As we began our prayer this evening we listened to Chapter 49 of the Rule where we heard that Lent is a time for us to wash away the negligences of other times. And what is one of the greatest challenges? Preferring nothing whatever to Christ...nothing. We should prefer nothing to Christ because Christ preferred nothing to us. God’s faithfulness to us is the model for Benedictine stability. The one thing we can hold on to is the certainty of God. Our stability is a response to that promise which reassures us that he is faithful and steadfast and that we should never lose hope in God’s mercy.
We have the opportunity to have Christ be the center of our lives if we spend time in lectio divina, silence, and prayer. We are Christ centered when we are deliberately mindful in all that we do. It is when we do not have the mind of Christ that we are stuck with endless distractions. How often are we physically present to an event but our minds are elsewhere? Have you ever been in a conversation but not really in the conversation? Is your mind preoccupied with other thoughts? Our minds are not where they should be all the time. We are invited in this Lenten season to address our restlessness, our boredom, our impatience, our inattention and to instead reach out to others in the now, in the moments we have with our sisters, co-workers, volunteers, employees, family, friends and now more than ever with God who loves us so much.
In her book, Making All Things New, Sister Ileo Delia, a young scholarly theologian, writes that "putting on the mind of Christ is neuro-focusing on gospel values, such as love, peace, mercy, and compassion, not as abstract ideals but as relational values. Life is about relationships; justice is about relationships; peace is about relationships; love is about relationships.”
Delia reminds us that "the present is eternity in the now. We are to embrace the moment by emptying ourselves into it and surrendering to life's energy flow. Life unfolds in the now, in the field of our choices. Every choice in the present creates the future. To put on the mind of Christ is to know the power within us to create the future, the power to evolve into a new unity, a new oneness in love through a unified, Christic consciousness."
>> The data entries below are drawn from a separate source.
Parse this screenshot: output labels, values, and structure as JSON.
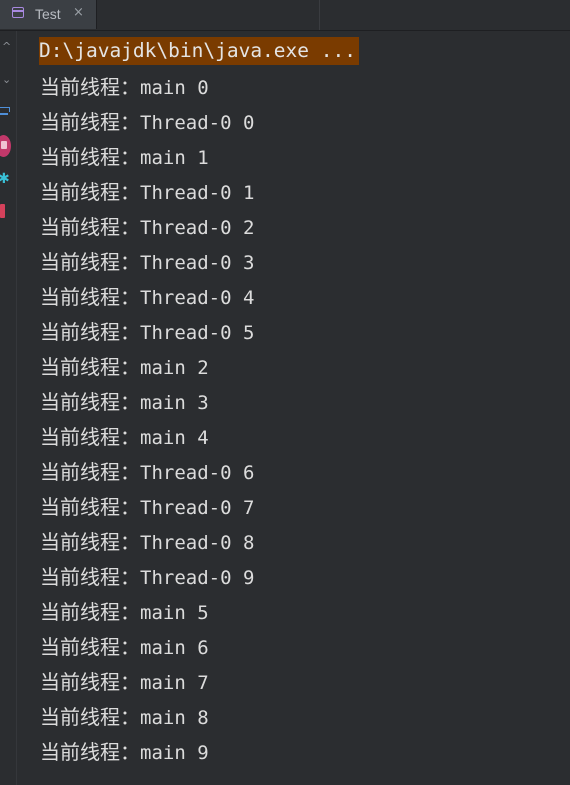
{
  "tab": {
    "title": "Test",
    "close_glyph": "×",
    "icon": "console-window-icon"
  },
  "gutter": {
    "icons": [
      "scroll-up-icon",
      "scroll-down-icon",
      "soft-wrap-icon",
      "print-icon",
      "settings-icon",
      "trash-icon"
    ],
    "up_glyph": "^",
    "down_glyph": "⌄",
    "gear_glyph": "✱"
  },
  "console": {
    "command": "D:\\javajdk\\bin\\java.exe ...",
    "prefix": "当前线程：",
    "lines": [
      {
        "thread": "main",
        "n": "0"
      },
      {
        "thread": "Thread-0",
        "n": "0"
      },
      {
        "thread": "main",
        "n": "1"
      },
      {
        "thread": "Thread-0",
        "n": "1"
      },
      {
        "thread": "Thread-0",
        "n": "2"
      },
      {
        "thread": "Thread-0",
        "n": "3"
      },
      {
        "thread": "Thread-0",
        "n": "4"
      },
      {
        "thread": "Thread-0",
        "n": "5"
      },
      {
        "thread": "main",
        "n": "2"
      },
      {
        "thread": "main",
        "n": "3"
      },
      {
        "thread": "main",
        "n": "4"
      },
      {
        "thread": "Thread-0",
        "n": "6"
      },
      {
        "thread": "Thread-0",
        "n": "7"
      },
      {
        "thread": "Thread-0",
        "n": "8"
      },
      {
        "thread": "Thread-0",
        "n": "9"
      },
      {
        "thread": "main",
        "n": "5"
      },
      {
        "thread": "main",
        "n": "6"
      },
      {
        "thread": "main",
        "n": "7"
      },
      {
        "thread": "main",
        "n": "8"
      },
      {
        "thread": "main",
        "n": "9"
      }
    ]
  },
  "colors": {
    "background": "#2b2d30",
    "command_highlight": "#7a3b00",
    "text": "#dcdcdc",
    "tab_active": "#3b3f44"
  }
}
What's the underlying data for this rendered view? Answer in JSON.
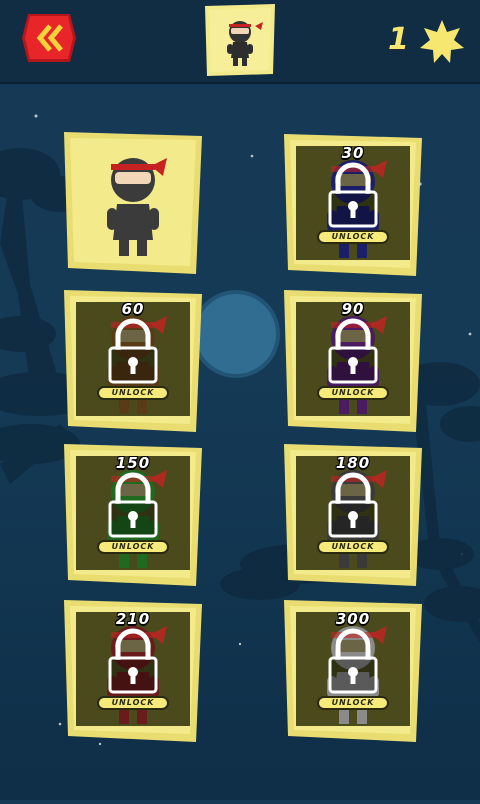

Right now as a community we have a lot going on. We are in the midst direction setting and study for our upcoming discernment and election of Prioress, long-range planning which is a continual process, and we are devoting significant time to work with communicating with one another more effectively. And all of that on top of what we typically do! When we put all of that into the context of the Jubilee Year of Mercy, it calls us to be present, to be mindful of what is going on within us as well as what is going on around us. When we are mindful, we are more ready to respond to the needs of community life and the needs of those in society. God’s mercy transforms human hearts; it enables us, through the experience of a faithful love, to become merciful in turn. May we observe, listen, pray and then respond with mercy, a mercy similar to the mercy that God’s shows us each and every day.
So let us prefer nothing whatever to Christ because He preferred nothing whatever to us. What a wonderful Lenten journey, what a bright future we will have if we make a concerted effort to live these words.
This evening I have for each of you a Jubilee of Mercy medal. It is inscribed with “Merciful Like the Father.” It is attached to a prayer card and I’d like to close by praying a part of that prayer: “Lord Jesus Christ, You are the visible face of the invisible Father, of the God who manifests his power above all by forgiveness and Mercy. Send your Spirit and consecrate every one of us with its anointing, so that the Jubilee of Mercy may be a year of Grace from the Lord. Amen.